Work to complete => Output every record again so that it matches the original word for word.

[Page and application data records]
——
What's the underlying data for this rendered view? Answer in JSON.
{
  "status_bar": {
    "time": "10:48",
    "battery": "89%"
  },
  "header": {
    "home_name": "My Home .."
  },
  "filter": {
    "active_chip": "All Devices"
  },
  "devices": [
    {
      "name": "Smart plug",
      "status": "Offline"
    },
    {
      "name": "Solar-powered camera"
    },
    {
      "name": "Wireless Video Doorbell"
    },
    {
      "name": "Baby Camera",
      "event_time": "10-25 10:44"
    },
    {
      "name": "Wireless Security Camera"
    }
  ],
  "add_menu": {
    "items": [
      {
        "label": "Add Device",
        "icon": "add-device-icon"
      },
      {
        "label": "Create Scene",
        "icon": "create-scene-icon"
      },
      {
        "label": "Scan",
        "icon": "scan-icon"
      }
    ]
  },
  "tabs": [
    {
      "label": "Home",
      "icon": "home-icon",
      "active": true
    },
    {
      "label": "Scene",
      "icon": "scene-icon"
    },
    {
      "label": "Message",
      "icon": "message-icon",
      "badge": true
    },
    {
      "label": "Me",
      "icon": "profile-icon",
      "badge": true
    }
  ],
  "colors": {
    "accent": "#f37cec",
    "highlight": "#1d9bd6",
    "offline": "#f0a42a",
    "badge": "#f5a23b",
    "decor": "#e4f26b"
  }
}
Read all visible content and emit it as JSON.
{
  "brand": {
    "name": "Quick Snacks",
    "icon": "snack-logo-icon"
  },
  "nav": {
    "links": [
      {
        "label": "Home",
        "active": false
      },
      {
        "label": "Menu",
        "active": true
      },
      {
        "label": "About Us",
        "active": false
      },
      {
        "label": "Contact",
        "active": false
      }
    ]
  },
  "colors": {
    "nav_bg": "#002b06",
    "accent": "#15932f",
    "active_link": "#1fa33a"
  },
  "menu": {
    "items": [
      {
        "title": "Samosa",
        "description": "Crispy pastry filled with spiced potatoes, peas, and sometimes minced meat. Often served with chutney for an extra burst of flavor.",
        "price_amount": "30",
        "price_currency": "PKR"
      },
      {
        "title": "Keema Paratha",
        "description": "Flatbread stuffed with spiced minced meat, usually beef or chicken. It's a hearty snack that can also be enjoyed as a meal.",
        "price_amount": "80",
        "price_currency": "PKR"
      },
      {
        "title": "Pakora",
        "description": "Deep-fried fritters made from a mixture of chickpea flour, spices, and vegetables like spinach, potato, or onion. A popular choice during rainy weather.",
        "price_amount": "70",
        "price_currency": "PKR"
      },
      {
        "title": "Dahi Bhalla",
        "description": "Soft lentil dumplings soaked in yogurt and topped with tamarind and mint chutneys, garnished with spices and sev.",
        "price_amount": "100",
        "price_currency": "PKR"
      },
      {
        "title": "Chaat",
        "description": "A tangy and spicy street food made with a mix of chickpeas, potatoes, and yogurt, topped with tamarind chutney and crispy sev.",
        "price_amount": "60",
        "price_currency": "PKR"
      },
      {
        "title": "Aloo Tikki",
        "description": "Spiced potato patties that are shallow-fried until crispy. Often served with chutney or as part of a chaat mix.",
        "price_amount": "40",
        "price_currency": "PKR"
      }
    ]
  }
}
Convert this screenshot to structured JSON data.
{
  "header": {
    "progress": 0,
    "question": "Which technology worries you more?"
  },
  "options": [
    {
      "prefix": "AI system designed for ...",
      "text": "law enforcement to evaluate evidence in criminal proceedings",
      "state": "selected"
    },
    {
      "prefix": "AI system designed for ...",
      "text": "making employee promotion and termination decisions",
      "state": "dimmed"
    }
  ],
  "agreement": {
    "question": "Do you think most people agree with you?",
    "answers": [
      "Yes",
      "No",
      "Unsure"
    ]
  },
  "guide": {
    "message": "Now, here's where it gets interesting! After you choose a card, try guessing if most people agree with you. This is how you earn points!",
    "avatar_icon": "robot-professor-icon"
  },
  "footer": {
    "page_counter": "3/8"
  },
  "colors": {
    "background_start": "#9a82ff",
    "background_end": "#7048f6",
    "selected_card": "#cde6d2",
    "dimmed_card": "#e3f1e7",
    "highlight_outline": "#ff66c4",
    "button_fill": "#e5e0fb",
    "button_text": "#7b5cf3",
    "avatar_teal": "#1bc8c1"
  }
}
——
Expected answer =>
What's the underlying data for this rendered view? Answer in JSON.
{
  "status_bar": {
    "time": "10:48",
    "battery": "89%"
  },
  "header": {
    "home_name": "My Home .."
  },
  "filter": {
    "active_chip": "All Devices"
  },
  "devices": [
    {
      "name": "Smart plug",
      "status": "Offline"
    },
    {
      "name": "Solar-powered camera"
    },
    {
      "name": "Wireless Video Doorbell"
    },
    {
      "name": "Baby Camera",
      "event_time": "10-25 10:44"
    },
    {
      "name": "Wireless Security Camera"
    }
  ],
  "add_menu": {
    "items": [
      {
        "label": "Add Device",
        "icon": "add-device-icon"
      },
      {
        "label": "Create Scene",
        "icon": "create-scene-icon"
      },
      {
        "label": "Scan",
        "icon": "scan-icon"
      }
    ]
  },
  "tabs": [
    {
      "label": "Home",
      "icon": "home-icon",
      "active": true
    },
    {
      "label": "Scene",
      "icon": "scene-icon"
    },
    {
      "label": "Message",
      "icon": "message-icon",
      "badge": true
    },
    {
      "label": "Me",
      "icon": "profile-icon",
      "badge": true
    }
  ],
  "colors": {
    "accent": "#f37cec",
    "highlight": "#1d9bd6",
    "offline": "#f0a42a",
    "badge": "#f5a23b",
    "decor": "#e4f26b"
  }
}
Read all visible content and emit it as JSON.
{
  "brand": {
    "name": "Quick Snacks",
    "icon": "snack-logo-icon"
  },
  "nav": {
    "links": [
      {
        "label": "Home",
        "active": false
      },
      {
        "label": "Menu",
        "active": true
      },
      {
        "label": "About Us",
        "active": false
      },
      {
        "label": "Contact",
        "active": false
      }
    ]
  },
  "colors": {
    "nav_bg": "#002b06",
    "accent": "#15932f",
    "active_link": "#1fa33a"
  },
  "menu": {
    "items": [
      {
        "title": "Samosa",
        "description": "Crispy pastry filled with spiced potatoes, peas, and sometimes minced meat. Often served with chutney for an extra burst of flavor.",
        "price_amount": "30",
        "price_currency": "PKR"
      },
      {
        "title": "Keema Paratha",
        "description": "Flatbread stuffed with spiced minced meat, usually beef or chicken. It's a hearty snack that can also be enjoyed as a meal.",
        "price_amount": "80",
        "price_currency": "PKR"
      },
      {
        "title": "Pakora",
        "description": "Deep-fried fritters made from a mixture of chickpea flour, spices, and vegetables like spinach, potato, or onion. A popular choice during rainy weather.",
        "price_amount": "70",
        "price_currency": "PKR"
      },
      {
        "title": "Dahi Bhalla",
        "description": "Soft lentil dumplings soaked in yogurt and topped with tamarind and mint chutneys, garnished with spices and sev.",
        "price_amount": "100",
        "price_currency": "PKR"
      },
      {
        "title": "Chaat",
        "description": "A tangy and spicy street food made with a mix of chickpeas, potatoes, and yogurt, topped with tamarind chutney and crispy sev.",
        "price_amount": "60",
        "price_currency": "PKR"
      },
      {
        "title": "Aloo Tikki",
        "description": "Spiced potato patties that are shallow-fried until crispy. Often served with chutney or as part of a chaat mix.",
        "price_amount": "40",
        "price_currency": "PKR"
      }
    ]
  }
}
Convert this screenshot to structured JSON data.
{
  "header": {
    "progress": 0,
    "question": "Which technology worries you more?"
  },
  "options": [
    {
      "prefix": "AI system designed for ...",
      "text": "law enforcement to evaluate evidence in criminal proceedings",
      "state": "selected"
    },
    {
      "prefix": "AI system designed for ...",
      "text": "making employee promotion and termination decisions",
      "state": "dimmed"
    }
  ],
  "agreement": {
    "question": "Do you think most people agree with you?",
    "answers": [
      "Yes",
      "No",
      "Unsure"
    ]
  },
  "guide": {
    "message": "Now, here's where it gets interesting! After you choose a card, try guessing if most people agree with you. This is how you earn points!",
    "avatar_icon": "robot-professor-icon"
  },
  "footer": {
    "page_counter": "3/8"
  },
  "colors": {
    "background_start": "#9a82ff",
    "background_end": "#7048f6",
    "selected_card": "#cde6d2",
    "dimmed_card": "#e3f1e7",
    "highlight_outline": "#ff66c4",
    "button_fill": "#e5e0fb",
    "button_text": "#7b5cf3",
    "avatar_teal": "#1bc8c1"
  }
}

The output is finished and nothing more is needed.